WORK TO BE COMPLETED - Below are some records. Pull every line that contains the word "是否通过".

╭─ RECORDS SUPPLIED

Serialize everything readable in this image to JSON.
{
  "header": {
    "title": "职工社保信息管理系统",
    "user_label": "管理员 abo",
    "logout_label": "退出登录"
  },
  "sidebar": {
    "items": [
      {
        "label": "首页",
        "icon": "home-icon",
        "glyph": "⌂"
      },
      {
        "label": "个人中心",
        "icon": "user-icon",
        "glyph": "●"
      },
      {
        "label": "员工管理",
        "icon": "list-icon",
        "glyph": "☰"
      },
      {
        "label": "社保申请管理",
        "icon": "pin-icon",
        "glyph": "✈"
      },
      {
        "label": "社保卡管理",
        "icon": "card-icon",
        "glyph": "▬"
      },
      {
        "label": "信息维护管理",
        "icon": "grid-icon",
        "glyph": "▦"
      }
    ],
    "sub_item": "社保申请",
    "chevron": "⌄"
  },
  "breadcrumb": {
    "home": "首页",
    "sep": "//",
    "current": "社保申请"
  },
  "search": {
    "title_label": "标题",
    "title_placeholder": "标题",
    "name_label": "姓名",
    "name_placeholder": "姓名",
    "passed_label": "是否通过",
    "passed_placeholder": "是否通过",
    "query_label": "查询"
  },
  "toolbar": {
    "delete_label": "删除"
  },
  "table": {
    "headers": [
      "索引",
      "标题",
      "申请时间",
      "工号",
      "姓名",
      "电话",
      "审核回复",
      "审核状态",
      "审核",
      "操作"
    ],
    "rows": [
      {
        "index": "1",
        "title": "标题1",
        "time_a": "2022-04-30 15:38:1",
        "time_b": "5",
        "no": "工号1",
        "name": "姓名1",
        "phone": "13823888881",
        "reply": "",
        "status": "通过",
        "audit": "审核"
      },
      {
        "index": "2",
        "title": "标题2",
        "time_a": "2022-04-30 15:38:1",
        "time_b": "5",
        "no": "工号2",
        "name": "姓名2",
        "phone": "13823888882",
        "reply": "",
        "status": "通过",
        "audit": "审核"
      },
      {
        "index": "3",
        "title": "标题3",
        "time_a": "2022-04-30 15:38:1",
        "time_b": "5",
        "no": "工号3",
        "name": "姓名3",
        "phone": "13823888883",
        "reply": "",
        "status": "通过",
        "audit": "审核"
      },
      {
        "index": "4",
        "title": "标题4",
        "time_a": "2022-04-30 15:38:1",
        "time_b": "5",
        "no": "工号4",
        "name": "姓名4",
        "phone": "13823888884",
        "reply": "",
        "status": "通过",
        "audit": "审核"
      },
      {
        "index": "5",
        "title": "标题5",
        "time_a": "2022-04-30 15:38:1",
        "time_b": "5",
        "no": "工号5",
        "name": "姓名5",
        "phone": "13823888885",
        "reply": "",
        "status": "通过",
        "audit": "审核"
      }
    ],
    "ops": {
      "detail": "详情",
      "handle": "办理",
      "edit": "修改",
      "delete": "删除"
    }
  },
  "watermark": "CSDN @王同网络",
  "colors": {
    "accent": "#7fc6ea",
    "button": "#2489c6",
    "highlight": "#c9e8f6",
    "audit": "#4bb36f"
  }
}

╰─

TASK SOLUTION -
    "passed_label": "是否通过",
    "passed_placeholder": "是否通过",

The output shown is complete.